In November, sunflowers bloom, but the peak tourist season is during December-February when the hills are alive with white plum blossoms and pinkish sakura cherry blossoms. It gets misty and cold during this time, so pack a sweater and decent shoes! Tea production gets into gear toward the end of this season, with the smell of roasting tea wafting through the streets, but the same haze and rising temperatures that affect the rest of northern Thailand are in evidence here too from March onward, and the rainy season from June to October is rainy indeed.

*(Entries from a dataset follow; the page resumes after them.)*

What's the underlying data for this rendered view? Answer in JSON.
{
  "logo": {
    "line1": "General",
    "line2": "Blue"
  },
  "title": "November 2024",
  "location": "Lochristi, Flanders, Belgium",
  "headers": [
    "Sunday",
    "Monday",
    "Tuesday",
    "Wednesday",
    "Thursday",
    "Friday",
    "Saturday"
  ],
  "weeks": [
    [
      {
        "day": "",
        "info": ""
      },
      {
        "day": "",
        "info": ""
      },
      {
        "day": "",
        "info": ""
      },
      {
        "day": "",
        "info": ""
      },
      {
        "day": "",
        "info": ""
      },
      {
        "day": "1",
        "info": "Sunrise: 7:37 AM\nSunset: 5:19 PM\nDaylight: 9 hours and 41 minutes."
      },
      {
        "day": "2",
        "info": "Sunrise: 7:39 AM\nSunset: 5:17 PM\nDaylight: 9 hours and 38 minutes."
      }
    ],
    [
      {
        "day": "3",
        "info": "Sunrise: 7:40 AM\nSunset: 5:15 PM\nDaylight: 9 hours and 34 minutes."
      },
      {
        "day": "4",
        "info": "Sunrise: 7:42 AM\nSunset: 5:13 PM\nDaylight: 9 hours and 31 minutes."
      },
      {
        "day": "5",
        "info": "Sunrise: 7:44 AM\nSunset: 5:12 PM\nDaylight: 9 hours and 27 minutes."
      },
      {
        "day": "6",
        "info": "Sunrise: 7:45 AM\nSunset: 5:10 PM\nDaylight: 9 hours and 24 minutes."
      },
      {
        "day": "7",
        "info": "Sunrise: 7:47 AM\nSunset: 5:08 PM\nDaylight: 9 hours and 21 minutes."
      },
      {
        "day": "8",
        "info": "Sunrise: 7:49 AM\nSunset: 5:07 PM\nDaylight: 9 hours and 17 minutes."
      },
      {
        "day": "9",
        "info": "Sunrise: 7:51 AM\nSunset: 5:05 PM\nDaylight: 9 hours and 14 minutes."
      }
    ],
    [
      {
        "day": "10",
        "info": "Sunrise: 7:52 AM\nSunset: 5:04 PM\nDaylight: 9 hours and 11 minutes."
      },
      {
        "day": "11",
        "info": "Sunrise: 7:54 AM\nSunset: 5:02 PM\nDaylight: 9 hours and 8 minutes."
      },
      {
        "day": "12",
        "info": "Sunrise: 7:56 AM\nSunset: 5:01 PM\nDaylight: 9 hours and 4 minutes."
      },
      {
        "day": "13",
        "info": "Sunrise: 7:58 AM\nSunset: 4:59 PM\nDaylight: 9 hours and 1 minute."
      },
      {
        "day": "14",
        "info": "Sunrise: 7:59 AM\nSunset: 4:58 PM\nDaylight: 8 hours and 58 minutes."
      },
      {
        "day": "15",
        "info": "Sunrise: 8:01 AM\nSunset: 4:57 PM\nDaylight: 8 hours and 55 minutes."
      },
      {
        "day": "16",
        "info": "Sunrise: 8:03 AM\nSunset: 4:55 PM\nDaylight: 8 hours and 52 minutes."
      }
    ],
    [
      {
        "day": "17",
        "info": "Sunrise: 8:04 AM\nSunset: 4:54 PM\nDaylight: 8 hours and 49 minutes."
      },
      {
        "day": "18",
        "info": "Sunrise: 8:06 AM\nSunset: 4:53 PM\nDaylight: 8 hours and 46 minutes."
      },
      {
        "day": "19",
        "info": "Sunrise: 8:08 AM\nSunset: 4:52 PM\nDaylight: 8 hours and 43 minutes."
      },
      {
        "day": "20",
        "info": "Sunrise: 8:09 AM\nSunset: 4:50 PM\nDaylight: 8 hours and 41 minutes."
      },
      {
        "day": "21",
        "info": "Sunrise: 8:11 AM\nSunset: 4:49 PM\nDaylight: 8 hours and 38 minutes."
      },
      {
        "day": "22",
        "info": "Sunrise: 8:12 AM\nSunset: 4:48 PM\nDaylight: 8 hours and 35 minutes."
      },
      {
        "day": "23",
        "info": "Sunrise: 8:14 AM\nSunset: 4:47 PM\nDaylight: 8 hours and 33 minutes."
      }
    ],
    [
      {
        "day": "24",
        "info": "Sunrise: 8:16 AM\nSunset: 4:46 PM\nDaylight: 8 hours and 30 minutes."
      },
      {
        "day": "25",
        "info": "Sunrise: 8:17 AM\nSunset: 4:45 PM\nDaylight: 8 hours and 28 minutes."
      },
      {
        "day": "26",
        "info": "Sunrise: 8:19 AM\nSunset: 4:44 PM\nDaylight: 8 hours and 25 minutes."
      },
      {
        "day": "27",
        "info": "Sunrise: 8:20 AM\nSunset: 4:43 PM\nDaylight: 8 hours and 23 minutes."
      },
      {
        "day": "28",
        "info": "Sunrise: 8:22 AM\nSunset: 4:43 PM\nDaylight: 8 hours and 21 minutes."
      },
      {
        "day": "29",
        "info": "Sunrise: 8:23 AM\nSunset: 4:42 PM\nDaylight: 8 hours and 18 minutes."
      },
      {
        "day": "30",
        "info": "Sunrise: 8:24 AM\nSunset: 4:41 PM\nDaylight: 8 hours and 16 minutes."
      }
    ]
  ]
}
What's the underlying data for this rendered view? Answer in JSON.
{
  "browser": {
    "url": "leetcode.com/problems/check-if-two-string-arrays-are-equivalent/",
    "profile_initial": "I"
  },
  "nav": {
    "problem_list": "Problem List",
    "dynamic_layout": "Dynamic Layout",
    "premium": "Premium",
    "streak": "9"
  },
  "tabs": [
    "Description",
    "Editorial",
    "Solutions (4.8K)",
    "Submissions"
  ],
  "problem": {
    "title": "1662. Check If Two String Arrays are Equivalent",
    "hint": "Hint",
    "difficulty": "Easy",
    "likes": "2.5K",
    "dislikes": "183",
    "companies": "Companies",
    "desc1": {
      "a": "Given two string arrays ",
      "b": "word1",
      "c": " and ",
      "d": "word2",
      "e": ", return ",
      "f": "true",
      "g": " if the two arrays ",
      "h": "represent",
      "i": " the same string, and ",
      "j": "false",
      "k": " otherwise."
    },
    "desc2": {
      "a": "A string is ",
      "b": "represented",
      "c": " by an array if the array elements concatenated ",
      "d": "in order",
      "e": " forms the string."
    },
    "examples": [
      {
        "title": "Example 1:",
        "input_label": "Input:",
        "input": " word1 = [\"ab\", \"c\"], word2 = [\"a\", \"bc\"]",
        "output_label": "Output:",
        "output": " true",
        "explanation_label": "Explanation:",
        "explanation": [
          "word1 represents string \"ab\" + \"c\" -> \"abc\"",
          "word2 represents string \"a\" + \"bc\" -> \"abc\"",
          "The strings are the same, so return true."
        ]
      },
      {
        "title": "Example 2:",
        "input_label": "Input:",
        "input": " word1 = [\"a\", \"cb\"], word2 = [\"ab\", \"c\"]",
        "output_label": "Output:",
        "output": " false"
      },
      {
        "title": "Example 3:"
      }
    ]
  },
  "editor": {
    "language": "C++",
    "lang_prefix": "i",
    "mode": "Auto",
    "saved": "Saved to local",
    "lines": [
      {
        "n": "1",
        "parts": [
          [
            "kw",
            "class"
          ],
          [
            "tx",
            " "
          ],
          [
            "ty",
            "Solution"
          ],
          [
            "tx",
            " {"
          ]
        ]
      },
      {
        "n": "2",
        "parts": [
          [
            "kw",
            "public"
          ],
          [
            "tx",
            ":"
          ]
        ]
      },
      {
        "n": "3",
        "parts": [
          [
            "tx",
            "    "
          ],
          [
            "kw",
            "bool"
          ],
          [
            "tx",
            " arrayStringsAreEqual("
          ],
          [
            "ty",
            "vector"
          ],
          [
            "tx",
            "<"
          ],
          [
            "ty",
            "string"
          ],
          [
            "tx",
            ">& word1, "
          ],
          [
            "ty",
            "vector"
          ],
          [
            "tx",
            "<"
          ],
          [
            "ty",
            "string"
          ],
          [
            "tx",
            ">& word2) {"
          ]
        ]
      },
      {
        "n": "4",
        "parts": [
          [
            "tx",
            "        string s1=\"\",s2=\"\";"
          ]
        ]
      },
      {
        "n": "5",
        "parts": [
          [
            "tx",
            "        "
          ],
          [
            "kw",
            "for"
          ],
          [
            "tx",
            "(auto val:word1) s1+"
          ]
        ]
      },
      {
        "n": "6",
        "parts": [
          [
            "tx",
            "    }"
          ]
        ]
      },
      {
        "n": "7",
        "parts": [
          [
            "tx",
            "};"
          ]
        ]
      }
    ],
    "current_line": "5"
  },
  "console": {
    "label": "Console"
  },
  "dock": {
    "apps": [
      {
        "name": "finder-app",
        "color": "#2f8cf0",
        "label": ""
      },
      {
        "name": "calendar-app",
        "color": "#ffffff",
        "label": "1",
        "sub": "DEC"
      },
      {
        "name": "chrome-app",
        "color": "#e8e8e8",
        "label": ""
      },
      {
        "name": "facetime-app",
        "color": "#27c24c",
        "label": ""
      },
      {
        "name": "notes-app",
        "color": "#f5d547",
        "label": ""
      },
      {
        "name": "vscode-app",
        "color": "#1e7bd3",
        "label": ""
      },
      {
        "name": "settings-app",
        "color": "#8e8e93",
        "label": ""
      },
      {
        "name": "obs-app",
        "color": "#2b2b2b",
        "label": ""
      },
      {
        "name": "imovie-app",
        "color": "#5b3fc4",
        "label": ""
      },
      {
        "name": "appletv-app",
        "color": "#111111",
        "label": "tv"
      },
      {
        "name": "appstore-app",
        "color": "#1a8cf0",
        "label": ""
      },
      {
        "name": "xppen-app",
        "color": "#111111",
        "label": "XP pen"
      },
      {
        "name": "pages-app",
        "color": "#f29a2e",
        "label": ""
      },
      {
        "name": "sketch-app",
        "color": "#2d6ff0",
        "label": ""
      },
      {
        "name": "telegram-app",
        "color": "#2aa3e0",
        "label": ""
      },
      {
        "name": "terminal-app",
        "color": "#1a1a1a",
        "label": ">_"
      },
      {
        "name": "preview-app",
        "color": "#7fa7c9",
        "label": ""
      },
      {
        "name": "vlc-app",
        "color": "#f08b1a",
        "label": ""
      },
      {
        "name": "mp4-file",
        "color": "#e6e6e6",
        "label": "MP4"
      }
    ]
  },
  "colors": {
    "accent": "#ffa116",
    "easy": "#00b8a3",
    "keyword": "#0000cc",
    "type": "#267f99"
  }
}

Chinese Martyrs’ Memorial Museum. A tribute paid to the Kuomintang settlers of Mae Salong, who fought and sacrificed for Thailand. It exhibits the history of their struggle, along with developments of Mae Salong throughout the years. Reached by a well-signed turn-off from the southern road after the market, a short hike or quick motorbike trip. OTOP Agriculture Centre, (opposite Mae Salong Villa). This grandly named site — it’s actually just a mostly-closed hut, a map of tea plantations in the area, and a thermometer-equipped viewing point — is primarily handy for getting your bearings if you have your own wheels and want to do a round of the many tea plantations around the town. Phra Boromathat Chedi. A chedi (Thai-style stupa) built on a hill near Mae Salong village, in honour of the late Princess Mother, Srinagarindra. Next to the chedi is the Princess Mother Hall, a modern, Thai-style pavilion outwardly like a temple in appearance, but not containing any religious objects. There are good views across town and west towards Myanmar from up top. There are two ways up top: on foot, follow signs from the village center up the hill towards the Mae Salong Resort and Wat Santikhiri, turn to the right into a parking lot next to a smaller temple, and then go up the steep 719-step staircase. If you find yourself at the Resort, you have gone too far, back up to find the parking lot. One can also drive to the top, as there’s a winding, steep road that starts from behind the tourist market and curves up from behind, with breathtaking hilly views along the Myanmar border Tomb of General Tuan. The mausoleum of Mae Salong’s founder and erstwhile drug warlord, Kuomintang General Tuan Xi-Wen. Located at the end of a road beside a tea house with General Tuan’s name, up another steep staircase. There’s a small museum here, but unfortunately it’s all in Chinese. There are some tea houses nearby, and you can enjoy a spectacular view of Mae Salong there. Wat Santikhiri. A modern, standard-issue Thai temple guarding the approach path to the Phra Boromathat Chedi. The more interesting parts of the temple lies across the street leading to the Mae Salong Resort; peek inside for a nice little Chinese-style pavilion.